One show that my wife and I have started to really get into is a show on HGTV called Extreme Living. I enjoy unusual houses and can't really stand the cookie-cutter, developer-builds-300-houses-using-4-house-plans types of houses, even though I live in one. I grew up in a custom home, and my wife did too, although her's is much more unique than mine was. That house is so different, it deserves it's own blog post. At least it was 100% paid for. Not many people can say that.

I want me some CORN!

I loved the crows in Charlotte's Web. It was really funny to watch them and their pursuit of corn. Corn! Corn! Corn! Oh, how I love thee.

Well, not really. But corn does provide us with grits, tortillas, popcorn, cornbread, and let's not forget the source of what-used-to-be-cheap sweetener that most packaged food manufacturers use instead of the more "costly" "regular" sugar: high fructose corn syrup.
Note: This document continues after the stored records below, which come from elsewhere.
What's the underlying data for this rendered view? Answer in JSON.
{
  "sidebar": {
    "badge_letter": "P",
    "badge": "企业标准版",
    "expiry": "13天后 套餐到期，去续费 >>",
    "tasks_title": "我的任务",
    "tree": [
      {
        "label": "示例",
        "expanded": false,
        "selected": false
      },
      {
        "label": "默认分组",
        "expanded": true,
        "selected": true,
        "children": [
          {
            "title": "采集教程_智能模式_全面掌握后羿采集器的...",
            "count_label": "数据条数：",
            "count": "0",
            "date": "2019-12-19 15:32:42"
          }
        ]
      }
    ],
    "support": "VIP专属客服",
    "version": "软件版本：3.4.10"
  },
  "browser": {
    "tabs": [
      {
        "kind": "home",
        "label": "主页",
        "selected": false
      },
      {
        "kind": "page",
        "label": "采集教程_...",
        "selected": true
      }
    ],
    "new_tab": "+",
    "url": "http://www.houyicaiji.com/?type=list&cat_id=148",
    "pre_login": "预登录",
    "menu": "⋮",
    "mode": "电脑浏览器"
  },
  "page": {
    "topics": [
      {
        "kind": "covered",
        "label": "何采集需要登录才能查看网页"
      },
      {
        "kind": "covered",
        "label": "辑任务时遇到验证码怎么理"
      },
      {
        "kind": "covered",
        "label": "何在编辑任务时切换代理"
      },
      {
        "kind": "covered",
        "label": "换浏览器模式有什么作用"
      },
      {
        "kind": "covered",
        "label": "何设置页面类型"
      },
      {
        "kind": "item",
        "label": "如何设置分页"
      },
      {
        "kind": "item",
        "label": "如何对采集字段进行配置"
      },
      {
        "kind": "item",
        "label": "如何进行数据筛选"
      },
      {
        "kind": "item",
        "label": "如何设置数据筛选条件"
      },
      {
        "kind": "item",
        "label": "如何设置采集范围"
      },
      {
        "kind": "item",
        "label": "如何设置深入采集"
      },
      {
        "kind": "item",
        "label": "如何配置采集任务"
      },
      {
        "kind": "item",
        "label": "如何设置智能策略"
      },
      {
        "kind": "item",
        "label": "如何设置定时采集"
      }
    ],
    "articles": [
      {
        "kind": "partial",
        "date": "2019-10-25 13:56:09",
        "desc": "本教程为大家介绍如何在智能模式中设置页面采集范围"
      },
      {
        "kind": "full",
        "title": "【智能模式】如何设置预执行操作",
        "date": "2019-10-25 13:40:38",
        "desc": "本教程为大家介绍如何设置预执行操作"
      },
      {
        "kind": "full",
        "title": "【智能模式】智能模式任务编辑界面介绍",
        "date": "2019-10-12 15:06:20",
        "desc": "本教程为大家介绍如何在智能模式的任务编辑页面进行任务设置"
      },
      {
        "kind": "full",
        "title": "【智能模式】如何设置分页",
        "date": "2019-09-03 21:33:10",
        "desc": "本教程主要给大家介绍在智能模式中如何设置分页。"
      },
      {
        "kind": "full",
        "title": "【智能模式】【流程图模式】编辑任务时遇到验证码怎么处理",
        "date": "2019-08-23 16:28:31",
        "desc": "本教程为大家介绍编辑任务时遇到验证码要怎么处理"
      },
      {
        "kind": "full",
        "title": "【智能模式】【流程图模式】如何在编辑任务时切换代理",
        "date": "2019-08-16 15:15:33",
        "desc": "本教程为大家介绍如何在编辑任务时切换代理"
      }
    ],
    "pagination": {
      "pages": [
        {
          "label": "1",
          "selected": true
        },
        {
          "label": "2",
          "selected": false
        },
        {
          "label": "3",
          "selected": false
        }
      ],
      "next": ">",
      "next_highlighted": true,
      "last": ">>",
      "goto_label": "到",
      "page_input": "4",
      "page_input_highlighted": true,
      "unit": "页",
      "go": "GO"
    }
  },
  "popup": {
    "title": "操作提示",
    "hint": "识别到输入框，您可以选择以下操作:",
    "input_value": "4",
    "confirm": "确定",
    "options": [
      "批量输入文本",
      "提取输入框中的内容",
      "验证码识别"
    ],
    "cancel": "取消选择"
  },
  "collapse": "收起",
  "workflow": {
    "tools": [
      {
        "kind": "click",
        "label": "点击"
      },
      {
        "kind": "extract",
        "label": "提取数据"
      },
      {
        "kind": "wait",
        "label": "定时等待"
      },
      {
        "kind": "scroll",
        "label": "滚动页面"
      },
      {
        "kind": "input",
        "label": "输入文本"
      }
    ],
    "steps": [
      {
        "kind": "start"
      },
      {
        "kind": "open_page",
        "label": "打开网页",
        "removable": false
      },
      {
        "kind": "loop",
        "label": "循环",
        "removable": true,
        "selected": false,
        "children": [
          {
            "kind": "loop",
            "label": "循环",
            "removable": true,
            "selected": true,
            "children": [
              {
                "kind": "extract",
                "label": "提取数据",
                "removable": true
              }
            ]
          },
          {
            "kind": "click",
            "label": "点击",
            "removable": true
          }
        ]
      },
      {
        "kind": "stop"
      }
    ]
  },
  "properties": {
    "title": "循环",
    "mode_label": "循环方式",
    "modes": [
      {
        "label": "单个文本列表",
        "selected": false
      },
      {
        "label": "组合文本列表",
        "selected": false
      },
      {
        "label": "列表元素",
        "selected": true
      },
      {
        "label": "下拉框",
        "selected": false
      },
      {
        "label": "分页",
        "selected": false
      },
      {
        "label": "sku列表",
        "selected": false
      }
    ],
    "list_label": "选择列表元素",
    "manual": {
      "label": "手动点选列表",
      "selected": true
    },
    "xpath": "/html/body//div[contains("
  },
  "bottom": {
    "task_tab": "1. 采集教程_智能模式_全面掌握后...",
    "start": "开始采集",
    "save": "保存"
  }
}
Now corn is the enemy to Ammon, as he is allergic to it. I hope he gets over it soon so we can enjoy the bounteous blessings of corn consumption.

For the next few days, we as a stake have the responsibility to harvest the corn growing in Erda on the Church's farm. I'm going to help out. I was told that I'm going to drive a truck on Saturday and to bring my iPod. I'm going to make sure it's charged before I go and work. I haven't worked on this kind of farm before. I worked on a Church grape vineyard before, (we called it a "grape farm" since we don't drink wine) and ended up loosing about 1/2" of my right pointer finger to a piece of machinery used in the processing of grapes. The grapes are used for juice and jams, etc. I'm not exactly sure what the corn is going to be used for, but I know that it will be for a good purpose.